Relying heavily on the majority opinion in McConnell, the proposed FEC regulations would boldly and controversially change the definition of "political committee" in a way that would subject many nonprofit issue-advocacy groups to FEC jurisdiction. Remembering from above that tax-exempt organizations are limited in what they may say or do and still maintain their tax-exempt status, most nonprofits may nevertheless engage in a level of "political" debate.
The FEC reads McConnell and even previous Supreme Court and other federal court decisions as giving the commission room to regulate more speech, even though some of those decisions actually struck down prior FEC attempts to regulate issue advocacy. The Supreme Court has said that a political committee could be defined to include organizations where the major purpose is to influence elections.
In one of those nuances that have an enormous effect, the FEC would change the law to regulate any organization where a major purpose is to influence elections. Tax-exempt and other organizations created and operating in principal purpose for non-political reasons still could be deemed to be political committees subject to the FEC's very restrictive rules.

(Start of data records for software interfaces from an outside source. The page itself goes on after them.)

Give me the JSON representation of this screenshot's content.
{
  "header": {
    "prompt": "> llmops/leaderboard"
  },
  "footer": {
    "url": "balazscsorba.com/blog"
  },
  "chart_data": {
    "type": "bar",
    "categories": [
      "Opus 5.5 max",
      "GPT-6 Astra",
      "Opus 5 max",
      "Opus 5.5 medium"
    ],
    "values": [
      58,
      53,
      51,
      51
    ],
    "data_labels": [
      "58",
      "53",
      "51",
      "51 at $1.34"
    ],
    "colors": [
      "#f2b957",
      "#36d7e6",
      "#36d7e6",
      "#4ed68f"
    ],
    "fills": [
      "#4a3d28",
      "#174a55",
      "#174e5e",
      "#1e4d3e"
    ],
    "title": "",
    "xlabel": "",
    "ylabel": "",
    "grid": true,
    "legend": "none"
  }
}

The FEC proposes that not only would it change whom it regulates, but it proposes a four-year look-back provision such that any organization that met the new rule in the past four years would be subject to the limitations now. Nonprofit organizations subject to the new rules would have to:
· Restructure how they spent their money so as not to run afoul of the FEC expenditure restrictions.
· Seek permission from their donors to convert those donations to FEC contributions.
· Report the employer and occupation of all $200-plus donors.
Failure to comply could result in fines and/or other penalties.
More than 100,000 written comments, including those by the Free Speech Coalition of McLean, VA, were submitted to the FEC by the close of the public comment period. That may be the toll exacted on the FEC's chutzpah for taking on grassroots advocacy groups, especially in the Internet age.
And even if the proposed rule were to survive that onslaught and become a final regulation, the Constitution forbids ex post facto laws, and the rule might exceed the FEC's legal authority because this, in essence, is making new law beyond the bounds of the controlling statute.
Seven days after the FEC issued its proposal, The Washington Post reported a survey by Democratic pollster Peter Hart saying, "Americans feel disconnected from government and ignored by the political process ... with nearly half the electorate saying they have no impact on what the government does."
That's not news to grassroots issue-advocacy copy writers and organizations, whose very purpose is to involve citizens in public policy. Those in government whom they need to influence the most unfortunately want control of the spigot of speech, press and petition rights -- as well as the money.
After years of getting overruled by courts in the issue-advocacy area, the FEC may believe that it has momentum and the support of Congress and the Supreme Court in regulating issue-advocacy copy. In any event, rest assured that this is not the end of worries about the FEC for issue-advocacy copy writers.